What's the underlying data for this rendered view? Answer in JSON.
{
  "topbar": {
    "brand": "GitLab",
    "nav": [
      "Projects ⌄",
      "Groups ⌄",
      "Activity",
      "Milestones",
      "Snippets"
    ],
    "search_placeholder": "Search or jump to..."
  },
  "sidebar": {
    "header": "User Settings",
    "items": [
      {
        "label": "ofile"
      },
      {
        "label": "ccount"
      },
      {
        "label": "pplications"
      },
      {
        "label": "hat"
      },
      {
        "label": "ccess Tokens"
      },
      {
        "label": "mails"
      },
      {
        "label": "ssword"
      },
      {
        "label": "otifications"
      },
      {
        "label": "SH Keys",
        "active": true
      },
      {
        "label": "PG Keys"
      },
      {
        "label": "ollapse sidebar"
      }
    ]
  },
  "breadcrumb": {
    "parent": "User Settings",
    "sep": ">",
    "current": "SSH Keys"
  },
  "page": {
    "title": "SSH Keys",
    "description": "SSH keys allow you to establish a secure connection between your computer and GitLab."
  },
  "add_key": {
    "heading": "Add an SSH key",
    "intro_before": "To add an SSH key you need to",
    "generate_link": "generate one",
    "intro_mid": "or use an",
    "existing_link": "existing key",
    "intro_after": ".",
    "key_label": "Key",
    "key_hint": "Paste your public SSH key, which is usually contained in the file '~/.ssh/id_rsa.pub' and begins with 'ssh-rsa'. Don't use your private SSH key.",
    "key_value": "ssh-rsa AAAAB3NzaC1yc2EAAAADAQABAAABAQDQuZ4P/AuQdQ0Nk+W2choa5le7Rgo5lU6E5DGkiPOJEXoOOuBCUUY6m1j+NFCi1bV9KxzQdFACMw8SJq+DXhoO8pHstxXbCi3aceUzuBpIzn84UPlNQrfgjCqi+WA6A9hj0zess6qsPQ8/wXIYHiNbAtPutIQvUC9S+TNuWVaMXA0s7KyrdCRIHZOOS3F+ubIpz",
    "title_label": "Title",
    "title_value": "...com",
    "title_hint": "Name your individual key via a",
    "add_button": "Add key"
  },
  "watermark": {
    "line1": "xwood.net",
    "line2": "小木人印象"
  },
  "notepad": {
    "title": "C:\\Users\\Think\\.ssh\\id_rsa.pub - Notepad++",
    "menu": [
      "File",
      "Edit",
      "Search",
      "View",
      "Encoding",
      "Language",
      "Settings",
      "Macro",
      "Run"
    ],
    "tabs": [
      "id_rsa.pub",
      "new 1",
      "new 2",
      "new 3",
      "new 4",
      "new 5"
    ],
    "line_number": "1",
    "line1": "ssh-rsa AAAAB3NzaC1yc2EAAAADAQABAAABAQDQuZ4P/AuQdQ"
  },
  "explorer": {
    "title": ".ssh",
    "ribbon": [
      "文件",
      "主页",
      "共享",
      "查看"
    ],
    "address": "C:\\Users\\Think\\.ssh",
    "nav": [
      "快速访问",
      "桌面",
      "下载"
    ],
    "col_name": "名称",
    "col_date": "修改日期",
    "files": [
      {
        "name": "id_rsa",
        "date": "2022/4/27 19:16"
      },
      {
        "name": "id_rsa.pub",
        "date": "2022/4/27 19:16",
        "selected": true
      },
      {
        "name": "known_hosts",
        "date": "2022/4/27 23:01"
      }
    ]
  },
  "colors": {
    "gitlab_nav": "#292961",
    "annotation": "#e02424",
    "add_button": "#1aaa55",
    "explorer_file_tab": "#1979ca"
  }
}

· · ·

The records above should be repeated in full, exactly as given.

What's the underlying data for this rendered view? Answer in JSON.
{
  "topbar": {
    "brand": "GitLab",
    "nav": [
      "Projects ⌄",
      "Groups ⌄",
      "Activity",
      "Milestones",
      "Snippets"
    ],
    "search_placeholder": "Search or jump to..."
  },
  "sidebar": {
    "header": "User Settings",
    "items": [
      {
        "label": "ofile"
      },
      {
        "label": "ccount"
      },
      {
        "label": "pplications"
      },
      {
        "label": "hat"
      },
      {
        "label": "ccess Tokens"
      },
      {
        "label": "mails"
      },
      {
        "label": "ssword"
      },
      {
        "label": "otifications"
      },
      {
        "label": "SH Keys",
        "active": true
      },
      {
        "label": "PG Keys"
      },
      {
        "label": "ollapse sidebar"
      }
    ]
  },
  "breadcrumb": {
    "parent": "User Settings",
    "sep": ">",
    "current": "SSH Keys"
  },
  "page": {
    "title": "SSH Keys",
    "description": "SSH keys allow you to establish a secure connection between your computer and GitLab."
  },
  "add_key": {
    "heading": "Add an SSH key",
    "intro_before": "To add an SSH key you need to",
    "generate_link": "generate one",
    "intro_mid": "or use an",
    "existing_link": "existing key",
    "intro_after": ".",
    "key_label": "Key",
    "key_hint": "Paste your public SSH key, which is usually contained in the file '~/.ssh/id_rsa.pub' and begins with 'ssh-rsa'. Don't use your private SSH key.",
    "key_value": "ssh-rsa AAAAB3NzaC1yc2EAAAADAQABAAABAQDQuZ4P/AuQdQ0Nk+W2choa5le7Rgo5lU6E5DGkiPOJEXoOOuBCUUY6m1j+NFCi1bV9KxzQdFACMw8SJq+DXhoO8pHstxXbCi3aceUzuBpIzn84UPlNQrfgjCqi+WA6A9hj0zess6qsPQ8/wXIYHiNbAtPutIQvUC9S+TNuWVaMXA0s7KyrdCRIHZOOS3F+ubIpz",
    "title_label": "Title",
    "title_value": "...com",
    "title_hint": "Name your individual key via a",
    "add_button": "Add key"
  },
  "watermark": {
    "line1": "xwood.net",
    "line2": "小木人印象"
  },
  "notepad": {
    "title": "C:\\Users\\Think\\.ssh\\id_rsa.pub - Notepad++",
    "menu": [
      "File",
      "Edit",
      "Search",
      "View",
      "Encoding",
      "Language",
      "Settings",
      "Macro",
      "Run"
    ],
    "tabs": [
      "id_rsa.pub",
      "new 1",
      "new 2",
      "new 3",
      "new 4",
      "new 5"
    ],
    "line_number": "1",
    "line1": "ssh-rsa AAAAB3NzaC1yc2EAAAADAQABAAABAQDQuZ4P/AuQdQ"
  },
  "explorer": {
    "title": ".ssh",
    "ribbon": [
      "文件",
      "主页",
      "共享",
      "查看"
    ],
    "address": "C:\\Users\\Think\\.ssh",
    "nav": [
      "快速访问",
      "桌面",
      "下载"
    ],
    "col_name": "名称",
    "col_date": "修改日期",
    "files": [
      {
        "name": "id_rsa",
        "date": "2022/4/27 19:16"
      },
      {
        "name": "id_rsa.pub",
        "date": "2022/4/27 19:16",
        "selected": true
      },
      {
        "name": "known_hosts",
        "date": "2022/4/27 23:01"
      }
    ]
  },
  "colors": {
    "gitlab_nav": "#292961",
    "annotation": "#e02424",
    "add_button": "#1aaa55",
    "explorer_file_tab": "#1979ca"
  }
}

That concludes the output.